So why would G. onyx take such care of its thousands of offspring? According to a 2005 study published in the journal Nature, the squid carry their eggs to deep water, where predators are rare. The deep-sea offspring are also larger and more capable of survival than shallow water squid -- thanks, mom!

Snow-White Penguin Chick

white emperor penguin chick in Antarctica

(Image credit: Gerald L. Kooyman, Scripps Institution of Oceanography/UC San Diego.)

Not all emperor penguins sport black-and-white tuxedoes. Scripps reseacher Gerald Kooyman spotted this unique all-white emperor chick, dubbed Snowflake, during a penguin survey on the ice shelf of the Ross Sea, Antarctica, in December 1997.

Its white feathers blended in so well with the icy background that Kooyman said he almost missed the chick – emperor penguin chicks are usually covered in a grayish down coat, with dark tail feathers and dark bills and feet.

Scientists don't think Snowflake is an albino, however, as it didn't have the characteristic pink eyes associated with albinism. [Here's a Scripps video of Snowflake]

What Big Paws You Have

Polar bear paws

(Image credit: Captain Budd Christman, NOAA Corps)

A researcher examines the paws of a sedated polar bear in this 1982 photograph taken in Alaska.
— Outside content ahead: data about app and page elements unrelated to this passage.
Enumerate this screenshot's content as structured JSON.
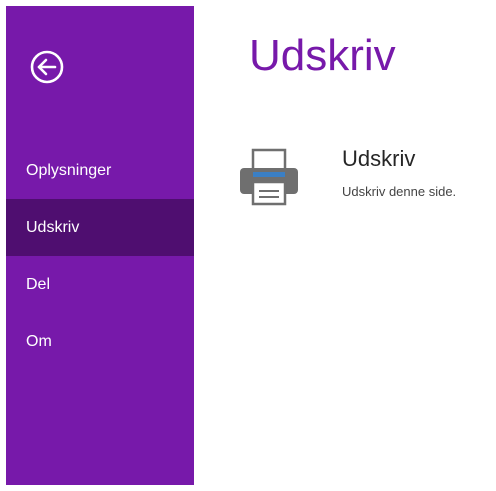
{
  "sidebar": {
    "back_icon": "back-arrow-circle-icon",
    "background_color": "#7719aa",
    "selected_color": "#4f0e70",
    "items": [
      {
        "label": "Oplysninger",
        "selected": false
      },
      {
        "label": "Udskriv",
        "selected": true
      },
      {
        "label": "Del",
        "selected": false
      },
      {
        "label": "Om",
        "selected": false
      }
    ]
  },
  "main": {
    "title": "Udskriv",
    "title_color": "#7719aa",
    "actions": [
      {
        "icon": "printer-icon",
        "title": "Udskriv",
        "description": "Udskriv denne side."
      }
    ]
  }
}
Polar bears' giant paw pads help them keep traction on ice and snow.

Hitch a Ride on a Dragonfly

Dragonfly bug

(Image credit: Janice Haney Carr/CDC)

A close-up look at a dead dragonfly found in Georgia revealed this miniature hanger-on. The tiny insect seen in this scanning electron microscope image may have been a dragonfly parasite. Or the bug could be nothing more than debris picked up by the dragonfly on its travels.
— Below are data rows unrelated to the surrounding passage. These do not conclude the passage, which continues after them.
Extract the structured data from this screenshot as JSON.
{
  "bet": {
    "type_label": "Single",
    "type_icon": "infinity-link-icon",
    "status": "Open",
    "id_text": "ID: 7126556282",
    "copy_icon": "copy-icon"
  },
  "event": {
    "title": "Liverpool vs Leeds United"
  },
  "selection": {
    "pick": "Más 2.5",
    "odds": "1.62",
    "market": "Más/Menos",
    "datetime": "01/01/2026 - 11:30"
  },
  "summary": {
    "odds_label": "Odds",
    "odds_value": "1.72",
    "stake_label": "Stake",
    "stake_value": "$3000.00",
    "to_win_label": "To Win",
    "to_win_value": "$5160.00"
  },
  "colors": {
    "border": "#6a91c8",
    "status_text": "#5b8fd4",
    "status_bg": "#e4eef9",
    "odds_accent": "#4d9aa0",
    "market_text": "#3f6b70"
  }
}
Ice-cold Adapter

Antarctic ice fish

(Image credit: © Julian Gutt / Alfred-Wegener-Institut für Polar- und Meeresforschung)

Even in the chilliest water, life can thrive. This Antarctic ice fish, photographed during an Alfred Wegener Institute Polarstern mission, has no red blood cells or red blood pigments. The adaption makes the fish's blood thinner, saving energy that would otherwise be needed to pump the blood around the body.

Cold Crustacean

Epimeria Antarctica

(Image credit: Cédric d'Udekem d'Acoz)

This shy-looking critter is an inhabitant of Antarctica first found during the research vessel Polarstern's ANTXXIII-8 cruise. Found in water near Antarctica's Elephant Island, the arthropod is about 1 inch (25 mm) long.